Article naming conventions

From MozillaZine Knowledge Base

This page describes the rules you must follow when creating new articles or moving existing ones.

In general, try to use Wikipedia's Naming conventions except when these differ from what is described below.


Specifying the application

For some articles, you should specify the application to which the article applies by putting "Firefox", "Thunderbird", or "Mozilla Suite" after a dash at the end of the name of the article. Please do this only if the article applies exlusively to one application and needs to be distinguished from similarly titled articles for other applications (see examples below). Do not include the application name if the article applies to two or more applications, or if the article is about a feature that exists in only one application. If you are not sure if the application name should be included in the title, just leave it out and someone else can add it later if necessary.

Examples where the application name is included in the article title:

Examples where the application name is not included in the article title:

Note: this is a change from the old naming convention, in which article titles indicated whether articles were "FAQs", "Tips", or "Issues" (e.g., Thunderbird : FAQs : Global Inbox). Many of the existing articles were created under the old naming system and have not yet been renamed.
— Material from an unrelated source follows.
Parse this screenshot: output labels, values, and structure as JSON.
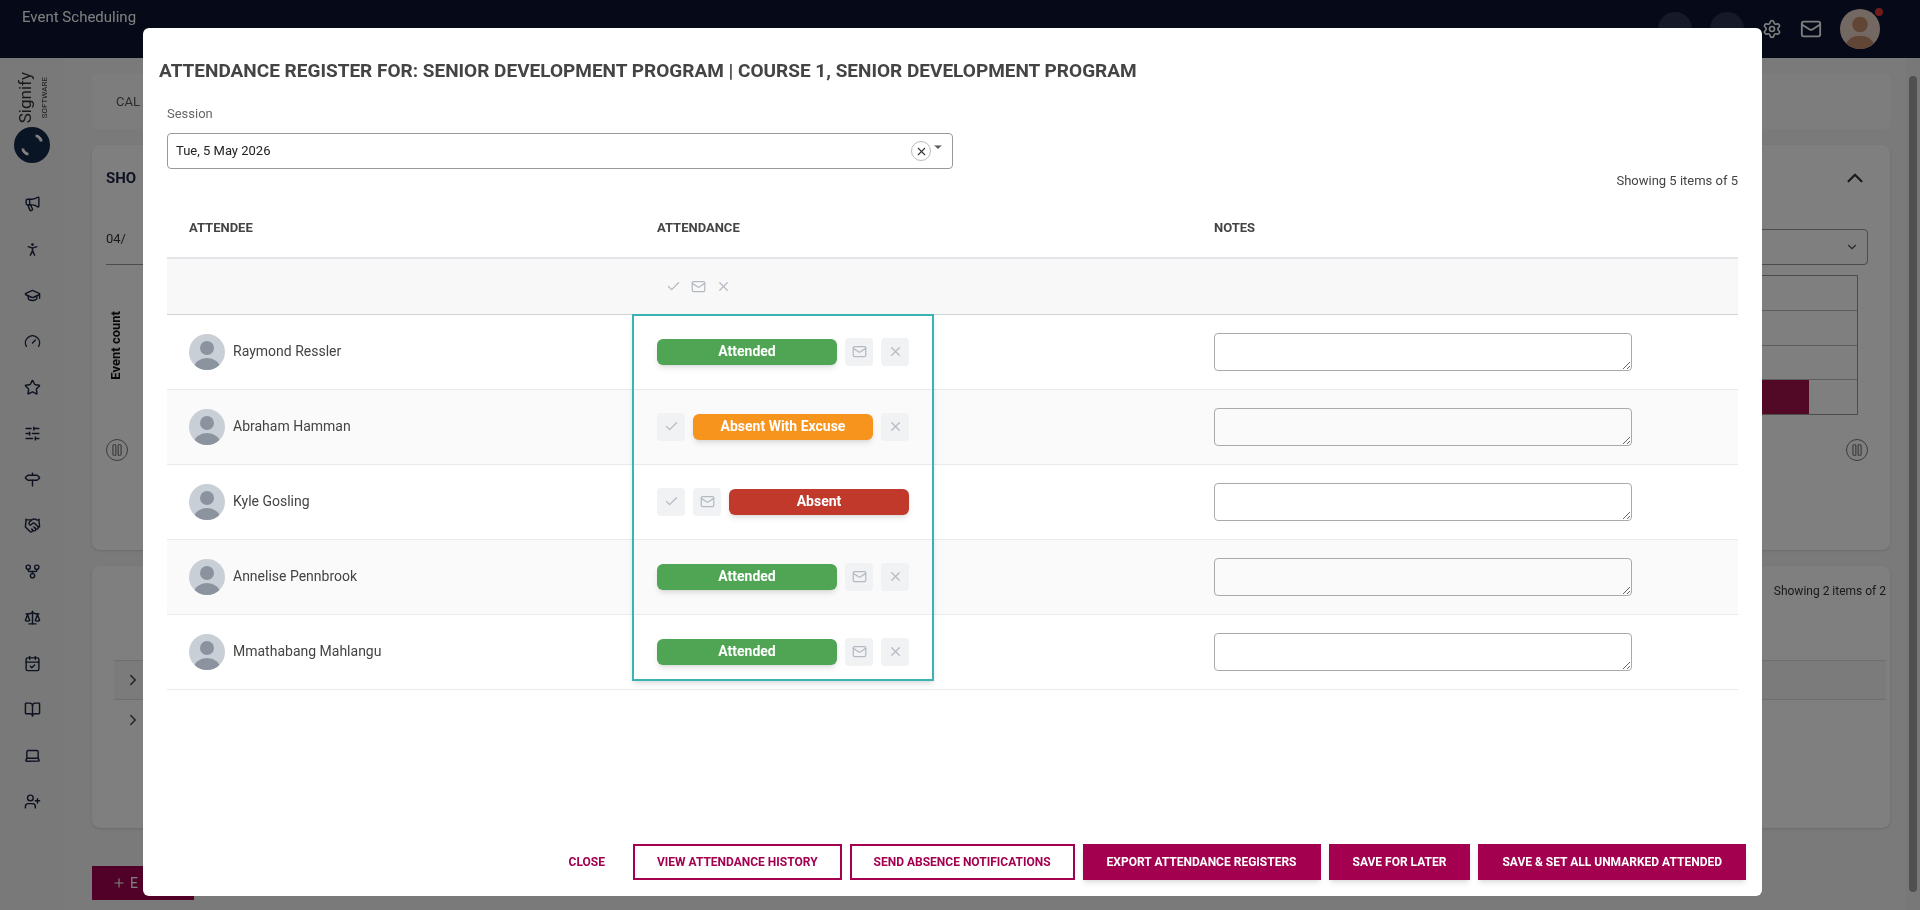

Please do not follow this old naming system when creating new articles.

Application names

Application name links should only use the application name, such as "Firefox", "Thunderbird", "Nvu", "Sunbird", or "Camino" and not "Mozilla Firefox", "Mozilla Thunderbird" or "Linspire Nvu". The exception is the Mozilla Suite, which should be linked to and called "Mozilla Suite", not "Mozilla", "Suite", or any other name.

  • Bad: [[Bookmarks - Mozilla Firefox]]
  • Bad: [[Profile locked - Suite]]

Layout issues or other things should use Gecko as the application name.

Use short titles, with key words at the beginning

When possible, use short page titles. There's no need for a link to include the entire grammatically complete form of a question, especially when a few descriptive words would suffice.

  • Good: [[Send page or link - Mozilla Suite]]
  • Bad: [[Use Send Page or Send Link to tell your friends about a great webpage - Mozilla Suite]]

Try to avoid putting a word like "using" or "changing" at the beginning of the title when title will work fine without it. This will help as we move to categories, in which articles will be sorted alphabetically by title.

  • OK: [[Using keyword searches]]
  • Better: [[Keyword searches]]


Do not capitalize The First Letter of Each Main Word in the Title.

  • Good: [[Importing and exporting your mail]]
  • Bad: [[Importing and Exporting Your Mail]]

Exception: terms such as Search Bar and Junk Mail Controls, which refer to named product features and function as proper nouns, should be capitalized in article titles. See In-house style for a list of common terms to be capitalized.

Punctuation marks or symbols

Avoid using punctuation marks or typographical symbols in article names, since exclamation points, parentheses, apostrophes, commas, question marks, and other symbols may cause broken links when the article's URL is used on web forums or in mail and newsgroup messages, unless percent-encoding is used. [1]

  • Bad: [[Yahoo! Music videos don't work]]
  • Bad: [[Standard diagnostic (Thunderbird)]]

Exceptions include article names that contain file names (e.g., [[Corrupt localstore.rdf]]), articles named for preferences or about:protocols (e.g., [[about:config]]), and when using a dash (hyphen) as in those cases noted above when specifying the application.